I was born in Queens, NY and raised by a woman of great strength and dedication to helping others. Growing up in a household below the federal poverty level, I became intimately familiar with inequities very early on. I found myself increasingly drawn to health justice issues as I learned how the lack of health cripple’s one’s ability to truly thrive and live with dignity.
Currently, I am completing my Emergency Medicine Residency at Advocate Christ Medical Center, one of the busiest Level 1 Trauma Centers in the nation. I graduated from Yale School of Medicine where I co-founded a course on US Health Justice that seeks to train medical, nursing, and physician associate students on structural determinants of health inequity and advocacy. During that time, I also launched Systemic Disease, a national initiative that seeks to address bias in medicine through storytelling and curricular reform.
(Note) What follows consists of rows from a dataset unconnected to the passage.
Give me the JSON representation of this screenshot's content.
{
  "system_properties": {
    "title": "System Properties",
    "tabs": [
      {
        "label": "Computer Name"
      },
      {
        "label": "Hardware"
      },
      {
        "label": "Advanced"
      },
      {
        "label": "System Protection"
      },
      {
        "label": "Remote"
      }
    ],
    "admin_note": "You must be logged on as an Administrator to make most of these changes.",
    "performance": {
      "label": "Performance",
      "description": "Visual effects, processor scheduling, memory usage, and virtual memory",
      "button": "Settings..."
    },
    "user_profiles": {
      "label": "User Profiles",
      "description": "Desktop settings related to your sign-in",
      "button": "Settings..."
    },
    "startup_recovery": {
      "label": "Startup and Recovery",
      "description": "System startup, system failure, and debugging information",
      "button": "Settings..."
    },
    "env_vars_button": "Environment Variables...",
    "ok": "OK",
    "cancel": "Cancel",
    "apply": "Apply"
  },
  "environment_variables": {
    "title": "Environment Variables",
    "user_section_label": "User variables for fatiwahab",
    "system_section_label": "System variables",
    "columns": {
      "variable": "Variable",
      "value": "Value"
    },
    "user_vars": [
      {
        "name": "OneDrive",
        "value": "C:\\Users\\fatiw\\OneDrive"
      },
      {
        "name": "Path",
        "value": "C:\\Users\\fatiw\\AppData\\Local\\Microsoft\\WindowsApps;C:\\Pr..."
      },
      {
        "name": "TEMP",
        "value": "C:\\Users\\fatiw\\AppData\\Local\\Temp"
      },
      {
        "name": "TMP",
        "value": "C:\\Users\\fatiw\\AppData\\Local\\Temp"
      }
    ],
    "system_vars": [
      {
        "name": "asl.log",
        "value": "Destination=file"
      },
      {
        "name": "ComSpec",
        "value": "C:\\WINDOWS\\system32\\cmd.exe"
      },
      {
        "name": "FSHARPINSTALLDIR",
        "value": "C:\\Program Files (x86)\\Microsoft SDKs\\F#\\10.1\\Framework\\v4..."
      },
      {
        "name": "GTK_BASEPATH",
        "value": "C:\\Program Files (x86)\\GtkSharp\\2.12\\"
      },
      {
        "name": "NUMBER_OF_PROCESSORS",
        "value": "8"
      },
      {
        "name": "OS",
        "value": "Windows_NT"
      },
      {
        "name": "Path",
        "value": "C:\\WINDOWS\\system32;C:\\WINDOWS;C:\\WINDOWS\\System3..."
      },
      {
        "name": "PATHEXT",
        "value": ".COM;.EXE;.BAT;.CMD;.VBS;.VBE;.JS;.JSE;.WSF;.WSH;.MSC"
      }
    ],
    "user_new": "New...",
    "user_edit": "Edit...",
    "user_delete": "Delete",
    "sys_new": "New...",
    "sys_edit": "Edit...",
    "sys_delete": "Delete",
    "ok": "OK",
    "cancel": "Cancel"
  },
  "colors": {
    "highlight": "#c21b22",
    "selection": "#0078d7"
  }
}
I received my MPH from Johns Hopkins Bloomberg School of Public Health as a fully-funded Sommer Scholar and completed my undergraduate studies at Columbia University as a John Jay Scholar. Previously, I have served as National Chair of the American Medical Student Association’s Race, Ethnicity, and Culture in Health Committee and as a National Editorial Advisor for The New Physician Magazine.
For my work, I have been recognized as a Gates Millennium Scholar, Van Amson Service Fellow, Young People For (YP4) Fellow, Humanity in Action Fellow, Yale Seton Elm-Ivy Award recipient, among others.
I love to write, am eager to continuously reaffirm the social mission in medicine, and am invested in the design of more just and equitable health care systems and policy.
You can reach me on twitter @TehreemRehman.